# Taylor Polynomials

## Purpose

The purpose of this lab is to use Maple to introduce you to Taylor polynomial approximations to functions, including some applications.

## Getting Started

To assist you, there is a worksheet associated with this lab that contains examples and even solutions to some of the exercises. You can copy that worksheet to your home directory with the following command, which must be run in a terminal window, not in Maple.

cp ~bfarr/Taylor_start.mws ~


You can copy the worksheet now, but you should read through the lab before you load it into Maple. Once you have read to the exercises, start up Maple, load the worksheet Taylor_start.mws, and go through it carefully. Then you can start working on the exercises.

## Background

The idea of the Taylor polynomial approximation of order at , written , to a smooth function is to require that and have the same value at and, furthermore, that their derivatives at must match up to order . For example the Taylor polynomial of order three for at would have to satisfy the conditions

You should check for yourself that the cubic polynomial satisfying these four conditions is

The general form of the Taylor polynomial approximation of order to is given by the following

Theorem 1   Suppose that is a smooth function in some open interval containing . Then the th degree Taylor polynomial of the function at the point is given by

We will be seeing this formula a lot, so it would be good for you to memorize it now! The notation is used in the definition to stand for the value of the -th derivative of at . That is, , , and so on. By convention, . Note that is fixed and so the derivatives are just numbers. The following easier theorem should help you to see where the formula comes from.

Theorem 2   Suppose is a smooth function in some open interval containing and that is a positive integer. Then defined by

satisfies

## Accuracy and Tolerance

To measure how well a Taylor Polynomial approximates the function over a specified interval , we define the tolerance of to be the maximum of the absolute error

over the interval . The Getting started worksheet has examples of how to compute and plot the absolute error.

## Exercises

1. For the following functions and base points, determine what minimum order is required so that the Taylor polynomial approximates the function to within a tolerance of over the given interval. Include explanations how you got your answers in your report.
1. , base point , interval .
2. , base point , interval .
3. , base point , interval .
4. , base point , interval .
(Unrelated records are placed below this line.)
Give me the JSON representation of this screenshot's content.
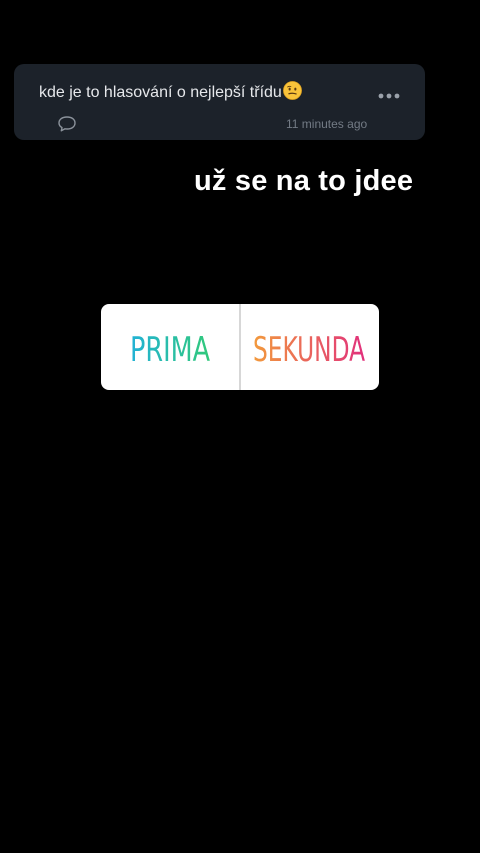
{
  "comment": {
    "text": "kde je to hlasování o nejlepší třídu",
    "emoji": "neutral-face-emoji",
    "timestamp": "11 minutes ago",
    "more_icon": "more-horizontal-icon",
    "reply_icon": "speech-bubble-icon"
  },
  "caption": {
    "text": "už se na to jdee"
  },
  "poll": {
    "option_a": "PRIMA",
    "option_b": "SEKUNDA",
    "colors": {
      "a_start": "#22b2d6",
      "a_end": "#31c97a",
      "b_start": "#f29a3c",
      "b_end": "#e1307c",
      "card_bg": "#1c222a"
    }
  }
}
2. For the third function in exercise 1, , consider the Taylor polynomial with base point . Can you choose the order so that the Taylor polynomial is a good approximation (within , say) to at ? How about at ? Discuss the difference in the behavior of the Taylor polynomials at these two points. Can you divide the real line up into parts, one where the approximation is good and the others where it is bad?

3. You know that the derivative of is . Can you find a relationship between the derivative of the order Taylor polynomial with base point for and and a Taylor polynomial of some order with base point for ?
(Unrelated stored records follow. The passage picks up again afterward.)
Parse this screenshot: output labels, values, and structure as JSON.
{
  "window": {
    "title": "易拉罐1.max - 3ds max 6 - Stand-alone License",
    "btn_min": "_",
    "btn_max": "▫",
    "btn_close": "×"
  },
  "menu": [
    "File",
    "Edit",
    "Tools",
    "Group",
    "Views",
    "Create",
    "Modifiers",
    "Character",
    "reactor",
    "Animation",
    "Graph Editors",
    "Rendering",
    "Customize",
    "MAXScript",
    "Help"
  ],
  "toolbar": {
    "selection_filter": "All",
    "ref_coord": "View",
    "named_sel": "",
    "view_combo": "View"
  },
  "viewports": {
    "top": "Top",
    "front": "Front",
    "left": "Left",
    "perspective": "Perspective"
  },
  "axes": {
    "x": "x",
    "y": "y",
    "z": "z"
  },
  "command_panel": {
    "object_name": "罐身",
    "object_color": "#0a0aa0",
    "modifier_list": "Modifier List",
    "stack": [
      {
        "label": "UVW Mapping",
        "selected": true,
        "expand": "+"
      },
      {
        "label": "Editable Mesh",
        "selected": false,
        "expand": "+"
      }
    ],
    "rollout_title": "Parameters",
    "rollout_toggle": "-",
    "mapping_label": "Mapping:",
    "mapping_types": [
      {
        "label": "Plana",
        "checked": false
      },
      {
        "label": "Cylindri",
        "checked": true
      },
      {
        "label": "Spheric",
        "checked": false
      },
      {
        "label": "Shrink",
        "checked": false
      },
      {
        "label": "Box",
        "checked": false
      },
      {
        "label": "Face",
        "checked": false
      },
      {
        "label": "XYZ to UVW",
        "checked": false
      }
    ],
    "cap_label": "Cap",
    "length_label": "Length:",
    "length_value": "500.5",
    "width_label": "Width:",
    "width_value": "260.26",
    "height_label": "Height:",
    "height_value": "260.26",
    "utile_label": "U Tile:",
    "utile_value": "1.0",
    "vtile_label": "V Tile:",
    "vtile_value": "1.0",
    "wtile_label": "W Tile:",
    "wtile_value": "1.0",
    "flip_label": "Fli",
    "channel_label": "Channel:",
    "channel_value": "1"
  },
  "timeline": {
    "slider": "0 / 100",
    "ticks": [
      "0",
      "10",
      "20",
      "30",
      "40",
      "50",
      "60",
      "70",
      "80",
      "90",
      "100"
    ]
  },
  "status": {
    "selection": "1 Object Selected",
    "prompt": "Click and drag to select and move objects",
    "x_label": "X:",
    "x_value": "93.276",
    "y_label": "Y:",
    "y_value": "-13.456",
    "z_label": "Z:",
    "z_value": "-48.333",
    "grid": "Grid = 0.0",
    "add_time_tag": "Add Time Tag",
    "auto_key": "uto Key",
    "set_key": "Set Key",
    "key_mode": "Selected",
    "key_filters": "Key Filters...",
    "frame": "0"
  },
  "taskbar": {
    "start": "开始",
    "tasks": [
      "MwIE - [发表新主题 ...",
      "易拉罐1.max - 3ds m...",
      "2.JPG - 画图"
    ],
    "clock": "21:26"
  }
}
4. You know that the indefinite integral of is . Can you find a relationship between the indefinite integral of the order Taylor polynomial with base point for and and a Taylor polynomial of some order with base point for ? (Hint - your answer should be yes.)
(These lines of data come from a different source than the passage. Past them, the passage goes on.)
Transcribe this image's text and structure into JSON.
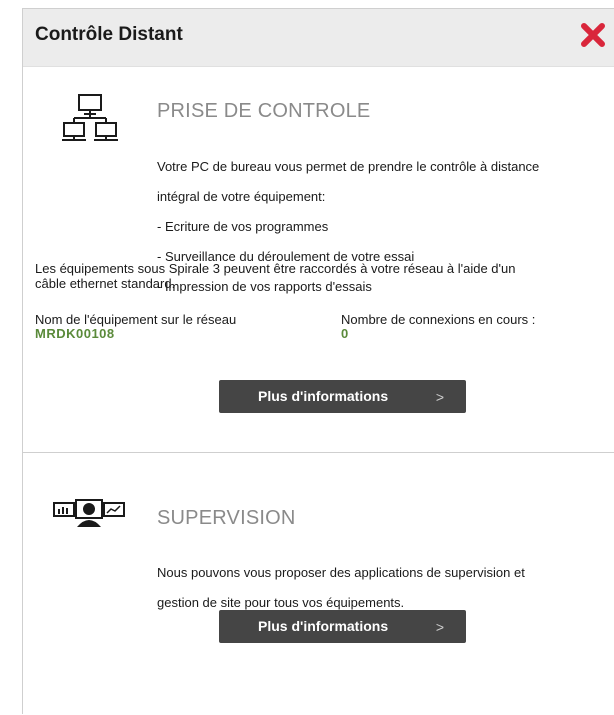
{
  "header": {
    "title": "Contrôle Distant",
    "close_icon": "close-icon",
    "close_color": "#d9263b"
  },
  "prise": {
    "icon": "network-computers-icon",
    "title": "PRISE DE CONTROLE",
    "desc_line1": "Votre PC de bureau vous permet de prendre le contrôle à distance",
    "desc_line2": "intégral de votre équipement:",
    "desc_line3": "- Ecriture de vos programmes",
    "desc_line4": "- Surveillance du déroulement de votre essai",
    "desc_line5": "- Impression de vos rapports d'essais",
    "info_line1": "Les équipements sous Spirale 3 peuvent être raccordés à votre réseau à l'aide d'un",
    "info_line2": "câble ethernet standard.",
    "device_name_label": "Nom de l'équipement sur le réseau",
    "device_name_value": "MRDK00108",
    "connections_label": "Nombre de connexions en cours :",
    "connections_value": "0",
    "button_label": "Plus d'informations",
    "button_chevron": ">"
  },
  "supervision": {
    "icon": "supervision-monitor-icon",
    "title": "SUPERVISION",
    "desc_line1": "Nous pouvons vous proposer des applications de supervision et",
    "desc_line2": "gestion de site pour tous vos équipements.",
    "button_label": "Plus d'informations",
    "button_chevron": ">"
  },
  "colors": {
    "accent_green": "#5a8a3a",
    "button_bg": "#454545",
    "header_bg": "#ececec"
  }
}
5. One of the applications of Taylor polynomials is in approximating integrals. In the first lab, we encountered the error function , which is defined by

The idea of using Taylor polynomials to approximate the integral is to replace the with its Taylor polynomial, which can be easily integrated. Can you find the minimum order required to approximate to within an accuracy of ? Use zero for the base point of the Taylor polynomials.

Next: About this document ... Up: lab_template Previous: lab_template
Jane E Bouchard
2001-01-30